Page and application data records
____

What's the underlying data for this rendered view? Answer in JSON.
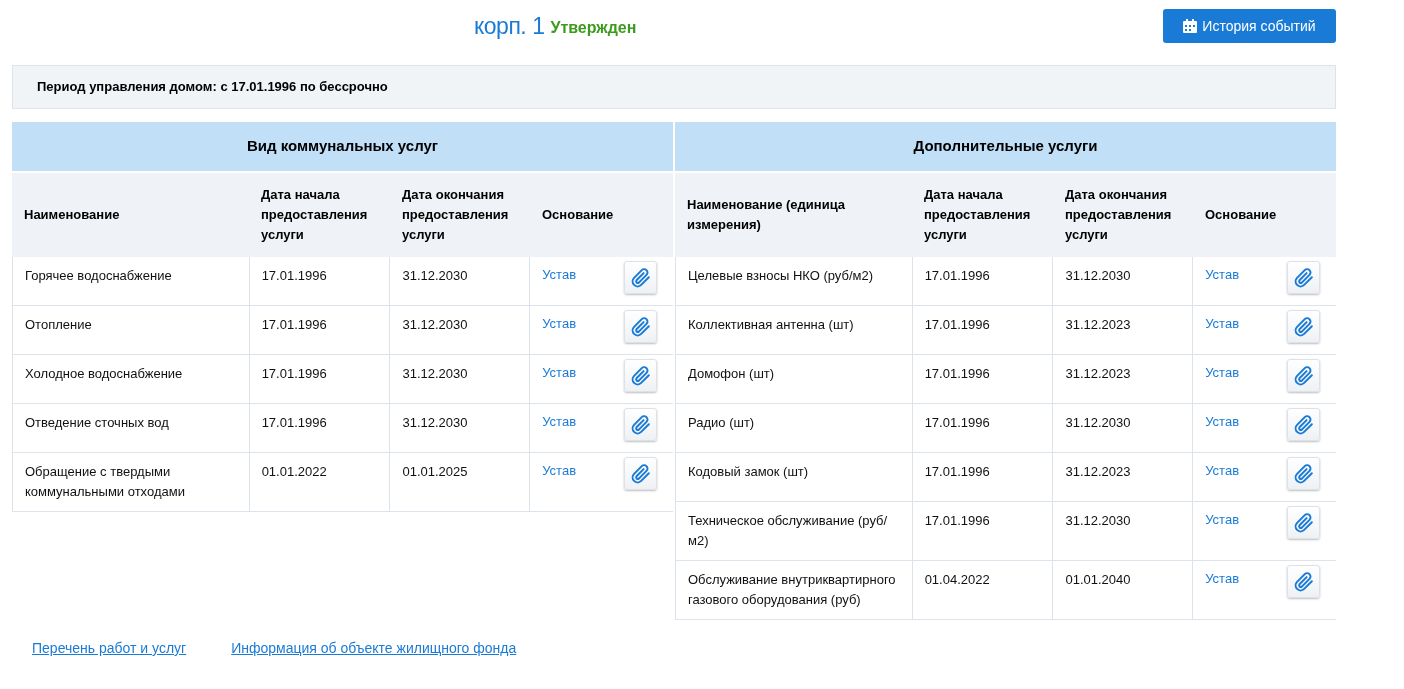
{
  "header": {
    "title": "корп. 1",
    "status": "Утвержден",
    "history_button": "История событий"
  },
  "period": {
    "label": "Период управления домом:",
    "value": "с 17.01.1996 по бессрочно"
  },
  "tables": [
    {
      "title": "Вид коммунальных услуг",
      "columns": [
        "Наименование",
        "Дата начала предоставления услуги",
        "Дата окончания предоставления услуги",
        "Основание"
      ],
      "rows": [
        {
          "name": "Горячее водоснабжение",
          "start": "17.01.1996",
          "end": "31.12.2030",
          "basis": "Устав"
        },
        {
          "name": "Отопление",
          "start": "17.01.1996",
          "end": "31.12.2030",
          "basis": "Устав"
        },
        {
          "name": "Холодное водоснабжение",
          "start": "17.01.1996",
          "end": "31.12.2030",
          "basis": "Устав"
        },
        {
          "name": "Отведение сточных вод",
          "start": "17.01.1996",
          "end": "31.12.2030",
          "basis": "Устав"
        },
        {
          "name": "Обращение с твердыми коммунальными отходами",
          "start": "01.01.2022",
          "end": "01.01.2025",
          "basis": "Устав"
        }
      ]
    },
    {
      "title": "Дополнительные услуги",
      "columns": [
        "Наименование (единица измерения)",
        "Дата начала предоставления услуги",
        "Дата окончания предоставления услуги",
        "Основание"
      ],
      "rows": [
        {
          "name": "Целевые взносы НКО (руб/м2)",
          "start": "17.01.1996",
          "end": "31.12.2030",
          "basis": "Устав"
        },
        {
          "name": "Коллективная антенна (шт)",
          "start": "17.01.1996",
          "end": "31.12.2023",
          "basis": "Устав"
        },
        {
          "name": "Домофон (шт)",
          "start": "17.01.1996",
          "end": "31.12.2023",
          "basis": "Устав"
        },
        {
          "name": "Радио (шт)",
          "start": "17.01.1996",
          "end": "31.12.2030",
          "basis": "Устав"
        },
        {
          "name": "Кодовый замок (шт)",
          "start": "17.01.1996",
          "end": "31.12.2023",
          "basis": "Устав"
        },
        {
          "name": "Техническое обслуживание (руб/м2)",
          "start": "17.01.1996",
          "end": "31.12.2030",
          "basis": "Устав"
        },
        {
          "name": "Обслуживание внутриквартирного газового оборудования (руб)",
          "start": "01.04.2022",
          "end": "01.01.2040",
          "basis": "Устав"
        }
      ]
    }
  ],
  "links": [
    "Перечень работ и услуг",
    "Информация об объекте жилищного фонда"
  ]
}
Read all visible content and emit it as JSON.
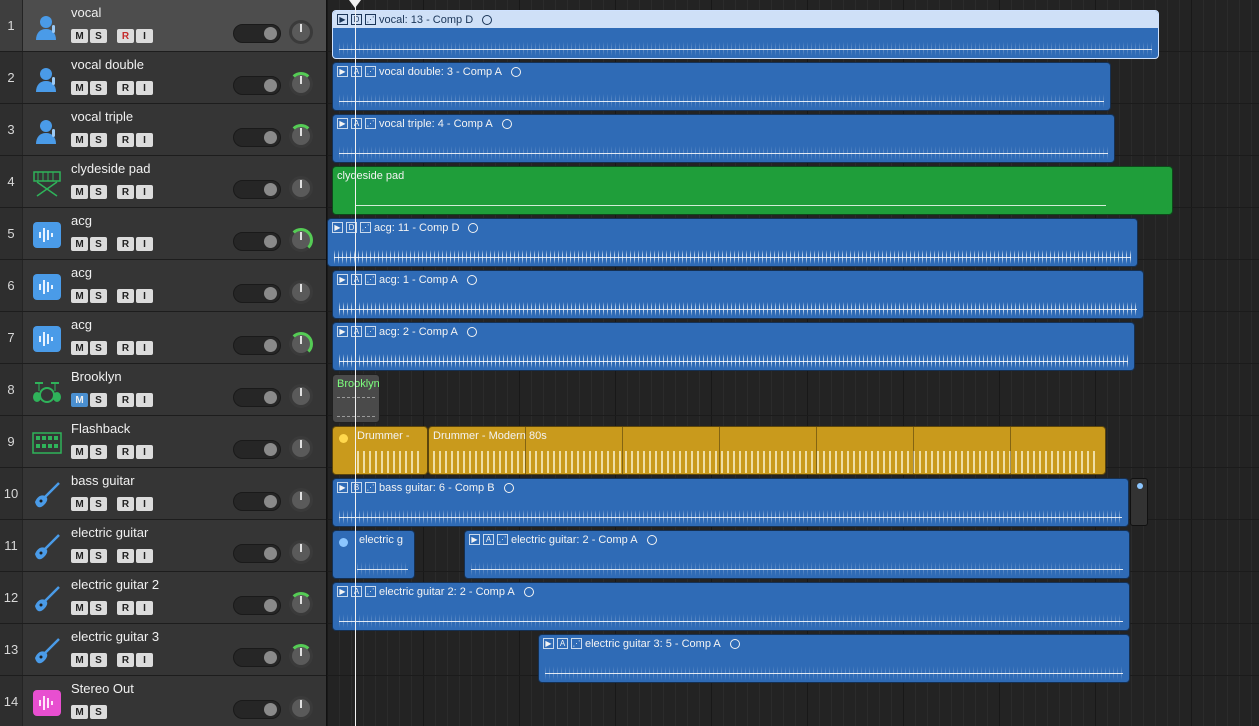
{
  "tracks": [
    {
      "number": "1",
      "name": "vocal",
      "icon": "singer-icon",
      "buttons": [
        "M",
        "S",
        "R",
        "I"
      ],
      "record_armed": true,
      "selected": true
    },
    {
      "number": "2",
      "name": "vocal double",
      "icon": "singer-icon",
      "buttons": [
        "M",
        "S",
        "R",
        "I"
      ]
    },
    {
      "number": "3",
      "name": "vocal triple",
      "icon": "singer-icon",
      "buttons": [
        "M",
        "S",
        "R",
        "I"
      ]
    },
    {
      "number": "4",
      "name": "clydeside pad",
      "icon": "synth-keyboard-icon",
      "buttons": [
        "M",
        "S",
        "R",
        "I"
      ]
    },
    {
      "number": "5",
      "name": "acg",
      "icon": "audio-waveform-icon",
      "buttons": [
        "M",
        "S",
        "R",
        "I"
      ]
    },
    {
      "number": "6",
      "name": "acg",
      "icon": "audio-waveform-icon",
      "buttons": [
        "M",
        "S",
        "R",
        "I"
      ]
    },
    {
      "number": "7",
      "name": "acg",
      "icon": "audio-waveform-icon",
      "buttons": [
        "M",
        "S",
        "R",
        "I"
      ]
    },
    {
      "number": "8",
      "name": "Brooklyn",
      "icon": "drum-kit-icon",
      "buttons": [
        "M",
        "S",
        "R",
        "I"
      ],
      "muted": true
    },
    {
      "number": "9",
      "name": "Flashback",
      "icon": "drum-machine-icon",
      "buttons": [
        "M",
        "S",
        "R",
        "I"
      ]
    },
    {
      "number": "10",
      "name": "bass guitar",
      "icon": "bass-guitar-icon",
      "buttons": [
        "M",
        "S",
        "R",
        "I"
      ]
    },
    {
      "number": "11",
      "name": "electric guitar",
      "icon": "electric-guitar-icon",
      "buttons": [
        "M",
        "S",
        "R",
        "I"
      ]
    },
    {
      "number": "12",
      "name": "electric guitar 2",
      "icon": "electric-guitar-icon",
      "buttons": [
        "M",
        "S",
        "R",
        "I"
      ]
    },
    {
      "number": "13",
      "name": "electric guitar 3",
      "icon": "electric-guitar-icon",
      "buttons": [
        "M",
        "S",
        "R",
        "I"
      ]
    },
    {
      "number": "14",
      "name": "Stereo Out",
      "icon": "output-waveform-icon",
      "buttons": [
        "M",
        "S"
      ]
    }
  ],
  "regions": {
    "r1": {
      "take": "D",
      "label": "vocal: 13 - Comp D"
    },
    "r2": {
      "take": "A",
      "label": "vocal double: 3 - Comp A"
    },
    "r3": {
      "take": "A",
      "label": "vocal triple: 4 - Comp A"
    },
    "r4": {
      "label": "clydeside pad"
    },
    "r5": {
      "take": "D",
      "label": "acg: 11 - Comp D"
    },
    "r6": {
      "take": "A",
      "label": "acg: 1 - Comp A"
    },
    "r7": {
      "take": "A",
      "label": "acg: 2 - Comp A"
    },
    "r8": {
      "label": "Brooklyn"
    },
    "r9a": {
      "label": "Drummer -"
    },
    "r9b": {
      "label": "Drummer - Modern 80s"
    },
    "r10": {
      "take": "B",
      "label": "bass guitar: 6 - Comp B"
    },
    "r11a": {
      "label": "electric g"
    },
    "r11b": {
      "take": "A",
      "label": "electric guitar: 2 - Comp A"
    },
    "r12": {
      "take": "A",
      "label": "electric guitar 2: 2 - Comp A"
    },
    "r13": {
      "take": "A",
      "label": "electric guitar 3: 5 - Comp A"
    }
  },
  "colors": {
    "audio_region": "#2f6bb6",
    "pad_region": "#1f9e3a",
    "drummer_region": "#c99a1c",
    "track_icon_blue": "#4a9be8",
    "stereo_out_icon": "#e84fd0"
  }
}
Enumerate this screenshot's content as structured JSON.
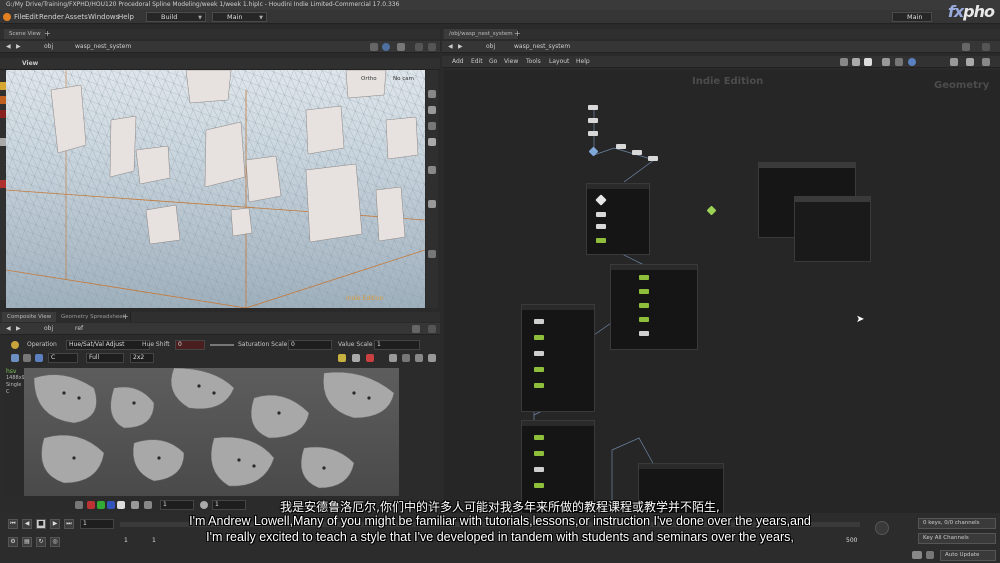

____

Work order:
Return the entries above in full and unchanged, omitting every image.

Solution:
What's the underlying data for this rendered view? Answer in JSON.
{
  "header": {
    "title": "корп. 1",
    "status": "Утвержден",
    "history_button": "История событий"
  },
  "period": {
    "label": "Период управления домом:",
    "value": "с 17.01.1996 по бессрочно"
  },
  "tables": [
    {
      "title": "Вид коммунальных услуг",
      "columns": [
        "Наименование",
        "Дата начала предоставления услуги",
        "Дата окончания предоставления услуги",
        "Основание"
      ],
      "rows": [
        {
          "name": "Горячее водоснабжение",
          "start": "17.01.1996",
          "end": "31.12.2030",
          "basis": "Устав"
        },
        {
          "name": "Отопление",
          "start": "17.01.1996",
          "end": "31.12.2030",
          "basis": "Устав"
        },
        {
          "name": "Холодное водоснабжение",
          "start": "17.01.1996",
          "end": "31.12.2030",
          "basis": "Устав"
        },
        {
          "name": "Отведение сточных вод",
          "start": "17.01.1996",
          "end": "31.12.2030",
          "basis": "Устав"
        },
        {
          "name": "Обращение с твердыми коммунальными отходами",
          "start": "01.01.2022",
          "end": "01.01.2025",
          "basis": "Устав"
        }
      ]
    },
    {
      "title": "Дополнительные услуги",
      "columns": [
        "Наименование (единица измерения)",
        "Дата начала предоставления услуги",
        "Дата окончания предоставления услуги",
        "Основание"
      ],
      "rows": [
        {
          "name": "Целевые взносы НКО (руб/м2)",
          "start": "17.01.1996",
          "end": "31.12.2030",
          "basis": "Устав"
        },
        {
          "name": "Коллективная антенна (шт)",
          "start": "17.01.1996",
          "end": "31.12.2023",
          "basis": "Устав"
        },
        {
          "name": "Домофон (шт)",
          "start": "17.01.1996",
          "end": "31.12.2023",
          "basis": "Устав"
        },
        {
          "name": "Радио (шт)",
          "start": "17.01.1996",
          "end": "31.12.2030",
          "basis": "Устав"
        },
        {
          "name": "Кодовый замок (шт)",
          "start": "17.01.1996",
          "end": "31.12.2023",
          "basis": "Устав"
        },
        {
          "name": "Техническое обслуживание (руб/м2)",
          "start": "17.01.1996",
          "end": "31.12.2030",
          "basis": "Устав"
        },
        {
          "name": "Обслуживание внутриквартирного газового оборудования (руб)",
          "start": "01.04.2022",
          "end": "01.01.2040",
          "basis": "Устав"
        }
      ]
    }
  ],
  "links": [
    "Перечень работ и услуг",
    "Информация об объекте жилищного фонда"
  ]
}
Read all visible content and emit it as JSON.
{
  "tracks": [
    {
      "number": "1",
      "name": "vocal",
      "icon": "singer-icon",
      "buttons": [
        "M",
        "S",
        "R",
        "I"
      ],
      "record_armed": true,
      "selected": true
    },
    {
      "number": "2",
      "name": "vocal double",
      "icon": "singer-icon",
      "buttons": [
        "M",
        "S",
        "R",
        "I"
      ]
    },
    {
      "number": "3",
      "name": "vocal triple",
      "icon": "singer-icon",
      "buttons": [
        "M",
        "S",
        "R",
        "I"
      ]
    },
    {
      "number": "4",
      "name": "clydeside pad",
      "icon": "synth-keyboard-icon",
      "buttons": [
        "M",
        "S",
        "R",
        "I"
      ]
    },
    {
      "number": "5",
      "name": "acg",
      "icon": "audio-waveform-icon",
      "buttons": [
        "M",
        "S",
        "R",
        "I"
      ]
    },
    {
      "number": "6",
      "name": "acg",
      "icon": "audio-waveform-icon",
      "buttons": [
        "M",
        "S",
        "R",
        "I"
      ]
    },
    {
      "number": "7",
      "name": "acg",
      "icon": "audio-waveform-icon",
      "buttons": [
        "M",
        "S",
        "R",
        "I"
      ]
    },
    {
      "number": "8",
      "name": "Brooklyn",
      "icon": "drum-kit-icon",
      "buttons": [
        "M",
        "S",
        "R",
        "I"
      ],
      "muted": true
    },
    {
      "number": "9",
      "name": "Flashback",
      "icon": "drum-machine-icon",
      "buttons": [
        "M",
        "S",
        "R",
        "I"
      ]
    },
    {
      "number": "10",
      "name": "bass guitar",
      "icon": "bass-guitar-icon",
      "buttons": [
        "M",
        "S",
        "R",
        "I"
      ]
    },
    {
      "number": "11",
      "name": "electric guitar",
      "icon": "electric-guitar-icon",
      "buttons": [
        "M",
        "S",
        "R",
        "I"
      ]
    },
    {
      "number": "12",
      "name": "electric guitar 2",
      "icon": "electric-guitar-icon",
      "buttons": [
        "M",
        "S",
        "R",
        "I"
      ]
    },
    {
      "number": "13",
      "name": "electric guitar 3",
      "icon": "electric-guitar-icon",
      "buttons": [
        "M",
        "S",
        "R",
        "I"
      ]
    },
    {
      "number": "14",
      "name": "Stereo Out",
      "icon": "output-waveform-icon",
      "buttons": [
        "M",
        "S"
      ]
    }
  ],
  "regions": {
    "r1": {
      "take": "D",
      "label": "vocal: 13 - Comp D"
    },
    "r2": {
      "take": "A",
      "label": "vocal double: 3 - Comp A"
    },
    "r3": {
      "take": "A",
      "label": "vocal triple: 4 - Comp A"
    },
    "r4": {
      "label": "clydeside pad"
    },
    "r5": {
      "take": "D",
      "label": "acg: 11 - Comp D"
    },
    "r6": {
      "take": "A",
      "label": "acg: 1 - Comp A"
    },
    "r7": {
      "take": "A",
      "label": "acg: 2 - Comp A"
    },
    "r8": {
      "label": "Brooklyn"
    },
    "r9a": {
      "label": "Drummer -"
    },
    "r9b": {
      "label": "Drummer - Modern 80s"
    },
    "r10": {
      "take": "B",
      "label": "bass guitar: 6 - Comp B"
    },
    "r11a": {
      "label": "electric g"
    },
    "r11b": {
      "take": "A",
      "label": "electric guitar: 2 - Comp A"
    },
    "r12": {
      "take": "A",
      "label": "electric guitar 2: 2 - Comp A"
    },
    "r13": {
      "take": "A",
      "label": "electric guitar 3: 5 - Comp A"
    }
  },
  "colors": {
    "audio_region": "#2f6bb6",
    "pad_region": "#1f9e3a",
    "drummer_region": "#c99a1c",
    "track_icon_blue": "#4a9be8",
    "stereo_out_icon": "#e84fd0"
  }
}
Enumerate this screenshot's content as structured JSON.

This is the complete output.